GOAL OF THE EXERCISE –
Please give the number of lines in the records below where the word "label" occurs, and nothing else.

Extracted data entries
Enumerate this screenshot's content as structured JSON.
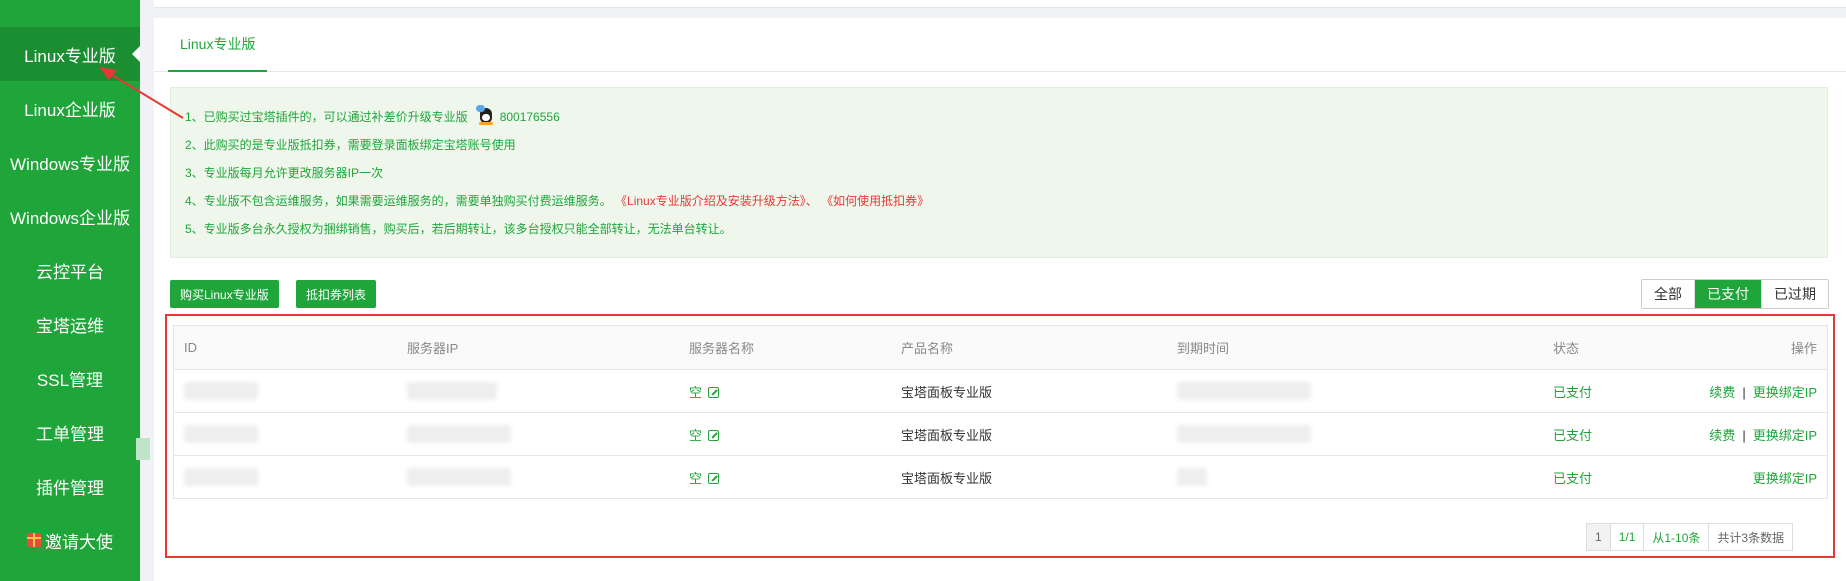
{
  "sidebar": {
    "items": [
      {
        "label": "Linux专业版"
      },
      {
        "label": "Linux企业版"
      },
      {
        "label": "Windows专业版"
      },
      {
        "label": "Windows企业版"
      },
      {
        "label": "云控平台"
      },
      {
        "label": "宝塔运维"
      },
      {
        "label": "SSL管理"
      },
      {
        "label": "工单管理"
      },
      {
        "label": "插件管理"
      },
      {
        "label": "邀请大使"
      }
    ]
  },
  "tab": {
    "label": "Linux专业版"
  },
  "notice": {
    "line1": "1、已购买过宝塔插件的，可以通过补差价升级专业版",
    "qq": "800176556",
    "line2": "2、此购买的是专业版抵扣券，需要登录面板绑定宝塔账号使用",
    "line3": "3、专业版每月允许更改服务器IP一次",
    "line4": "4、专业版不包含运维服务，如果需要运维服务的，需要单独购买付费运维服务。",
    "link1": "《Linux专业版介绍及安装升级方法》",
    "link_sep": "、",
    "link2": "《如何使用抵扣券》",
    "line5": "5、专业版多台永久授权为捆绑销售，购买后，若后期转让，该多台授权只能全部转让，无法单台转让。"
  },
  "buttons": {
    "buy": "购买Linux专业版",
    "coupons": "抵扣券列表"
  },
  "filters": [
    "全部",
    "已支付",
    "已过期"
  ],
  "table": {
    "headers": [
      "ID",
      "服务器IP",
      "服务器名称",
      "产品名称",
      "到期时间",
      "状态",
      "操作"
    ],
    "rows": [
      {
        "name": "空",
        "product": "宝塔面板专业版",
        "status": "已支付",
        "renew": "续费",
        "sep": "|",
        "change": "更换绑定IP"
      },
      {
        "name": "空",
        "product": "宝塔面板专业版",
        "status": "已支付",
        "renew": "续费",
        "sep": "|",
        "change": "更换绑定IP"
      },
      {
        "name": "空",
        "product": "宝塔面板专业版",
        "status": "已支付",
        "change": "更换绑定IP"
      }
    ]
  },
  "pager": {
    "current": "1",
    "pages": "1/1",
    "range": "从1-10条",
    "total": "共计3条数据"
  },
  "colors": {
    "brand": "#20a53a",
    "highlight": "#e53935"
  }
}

EXERCISE SOLUTION –
11